February 27, 2008, 11:52AM
As we reported
Monday, the Foundation of Defense for Democracies launched a national ad campaign lambasting House Democrats for not passing the Senate surveillance bill, which comes complete with retroactive immunity for the telecoms.
As of Friday, the group, which claims to be non-partisan, boasted a number of Democrats on their board of advisors. Those were: Donna Brazile, Sen. Chuck Schumer (D-NY), Rep. Elliot Engel (D-NY), Rep. Jim Marshall, and former Georgia governor Zell Miller. Sen. Joe Lieberman (I-CT), listed as a Democrat on the site, is one of five "distinguished advisors."

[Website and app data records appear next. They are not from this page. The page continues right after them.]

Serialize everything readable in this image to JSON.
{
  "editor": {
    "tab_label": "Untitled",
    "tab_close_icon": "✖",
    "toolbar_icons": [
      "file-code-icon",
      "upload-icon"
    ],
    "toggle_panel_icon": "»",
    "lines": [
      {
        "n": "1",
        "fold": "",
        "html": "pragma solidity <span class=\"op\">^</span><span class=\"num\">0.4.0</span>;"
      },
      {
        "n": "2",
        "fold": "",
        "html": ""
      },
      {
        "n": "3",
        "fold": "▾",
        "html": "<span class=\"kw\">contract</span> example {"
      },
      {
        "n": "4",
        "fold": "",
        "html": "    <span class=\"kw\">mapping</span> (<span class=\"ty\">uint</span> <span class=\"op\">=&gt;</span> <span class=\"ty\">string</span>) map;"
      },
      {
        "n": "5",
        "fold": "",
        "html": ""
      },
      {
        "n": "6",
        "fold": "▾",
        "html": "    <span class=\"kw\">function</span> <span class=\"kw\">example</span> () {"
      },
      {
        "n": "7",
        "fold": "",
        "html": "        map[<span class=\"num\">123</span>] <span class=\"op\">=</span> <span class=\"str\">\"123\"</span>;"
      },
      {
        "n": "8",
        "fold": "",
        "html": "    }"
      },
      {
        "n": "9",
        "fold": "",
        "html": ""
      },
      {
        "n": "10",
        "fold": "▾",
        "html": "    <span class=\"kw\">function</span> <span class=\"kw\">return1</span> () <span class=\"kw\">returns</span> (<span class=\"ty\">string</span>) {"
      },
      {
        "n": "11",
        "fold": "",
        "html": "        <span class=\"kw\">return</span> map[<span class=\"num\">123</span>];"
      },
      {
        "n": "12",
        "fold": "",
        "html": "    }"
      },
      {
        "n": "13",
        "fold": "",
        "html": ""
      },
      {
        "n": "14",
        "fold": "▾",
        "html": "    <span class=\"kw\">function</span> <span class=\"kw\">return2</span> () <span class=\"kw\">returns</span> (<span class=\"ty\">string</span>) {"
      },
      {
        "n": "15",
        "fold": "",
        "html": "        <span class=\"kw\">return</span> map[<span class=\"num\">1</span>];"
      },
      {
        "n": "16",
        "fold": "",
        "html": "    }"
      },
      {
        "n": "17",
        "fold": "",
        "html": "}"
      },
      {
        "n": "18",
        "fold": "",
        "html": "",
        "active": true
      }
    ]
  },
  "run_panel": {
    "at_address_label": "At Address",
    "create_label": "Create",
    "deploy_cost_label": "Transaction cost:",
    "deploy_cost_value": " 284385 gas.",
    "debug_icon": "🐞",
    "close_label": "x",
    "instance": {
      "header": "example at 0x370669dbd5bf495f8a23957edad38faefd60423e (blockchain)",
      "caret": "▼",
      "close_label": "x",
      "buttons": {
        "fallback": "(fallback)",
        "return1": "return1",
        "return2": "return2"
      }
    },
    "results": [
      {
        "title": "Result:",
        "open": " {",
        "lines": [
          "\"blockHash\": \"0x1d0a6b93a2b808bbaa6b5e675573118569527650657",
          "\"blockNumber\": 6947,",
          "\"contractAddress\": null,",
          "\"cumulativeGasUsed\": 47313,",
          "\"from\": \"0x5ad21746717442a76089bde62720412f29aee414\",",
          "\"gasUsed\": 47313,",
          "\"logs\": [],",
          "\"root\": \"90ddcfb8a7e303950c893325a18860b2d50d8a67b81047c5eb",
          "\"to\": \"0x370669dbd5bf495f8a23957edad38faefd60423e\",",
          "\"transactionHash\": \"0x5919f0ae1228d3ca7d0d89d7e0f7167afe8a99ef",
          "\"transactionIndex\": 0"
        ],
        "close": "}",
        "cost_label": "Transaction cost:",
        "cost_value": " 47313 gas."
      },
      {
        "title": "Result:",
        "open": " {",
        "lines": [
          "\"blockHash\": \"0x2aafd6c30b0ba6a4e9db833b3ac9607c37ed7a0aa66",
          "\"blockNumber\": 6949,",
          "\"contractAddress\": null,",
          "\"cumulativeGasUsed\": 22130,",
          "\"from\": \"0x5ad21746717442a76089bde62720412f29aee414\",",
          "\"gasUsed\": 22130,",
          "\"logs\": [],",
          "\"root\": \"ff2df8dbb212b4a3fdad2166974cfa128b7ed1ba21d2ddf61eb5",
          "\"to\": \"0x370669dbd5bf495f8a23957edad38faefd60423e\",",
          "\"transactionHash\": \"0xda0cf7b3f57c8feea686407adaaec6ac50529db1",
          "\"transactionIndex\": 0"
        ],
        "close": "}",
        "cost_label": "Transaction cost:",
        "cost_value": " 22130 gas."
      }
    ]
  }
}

Since the group launched the ads, Brazile, Schumer, Engel and Marshall have all resigned from the group. Zell Miller, well, he spoke at the 2004 Republican National Convention. Our call and email to Sen. Lieberman's spokesman were unreturned.
In her statement, Brazile said that no one from the group had consulted her about its activities "in years." And that the once "bi-partisan organization" had, "due to the influence of their funders... morphed into a radical right wing organization that is doing the dirty work for the Bush Administration and Congressional Republicans."
TPM alum Spencer Ackermann, reporting on the resignations over at The Washington Independent this morning, cites Democratic sources as saying that Marshall was "appalled" by the ad.
Schumer also said that he hadn't been consulted about the group's activities and that he regretted the "partisan agenda that the organization has pursued." His full statement is below.
Brian Wise, the group's spokesman, said that he was "sorry that the senator feels that way," but that the ads are "not political ads, they're issue based ads." The ad, which you can see here, ran nationally, with a slightly different version airing in local
markets targeting 15 House Dems. Those ads ended by encouraging viewers to contact their representative and urge them to convince the House leadership to bring the Senate bill to a vote -- because "the law that lets intelligence agencies intercept Al Qaeda communications" has expired, "crippling" surveillance. They will run throughout the week, Wise said.
Wise has refused to reveal the donors behind the ad, which was run by a 501(c)(4) affiliate group simply called Defense of Democracies. Wise told me yesterday that group was formed last week. When I asked if telecommunication companies had put up the money (Democratic officials estimate the buy to be in the millions), he laughed, then conceded that he didn't know who had. "To my knowledge, we've never been associated with the telecom industry." He added "we have no interest in any outcome other than national security."
Schumer's full statement:
"The Foundation for Defense of Democracies was founded in the aftermath of 9/11 as a nonpartisan group committed to defending our democratic values against the threat of Islamic terrorism. However, the foundation has strayed considerably from its original purpose. I regret this development--and I regret even more the partisan agenda that the organization has pursued instead. I recently severed all ties to the foundation upon learning of the divisive, political attacks it has sponsored against dedicated public servants. I was never consulted about these activities and, of course, condemn them. While I remain committed to the proud cause of defending our nation's democratic principles, I can no longer support an organization that has ventured so far afield from that goal."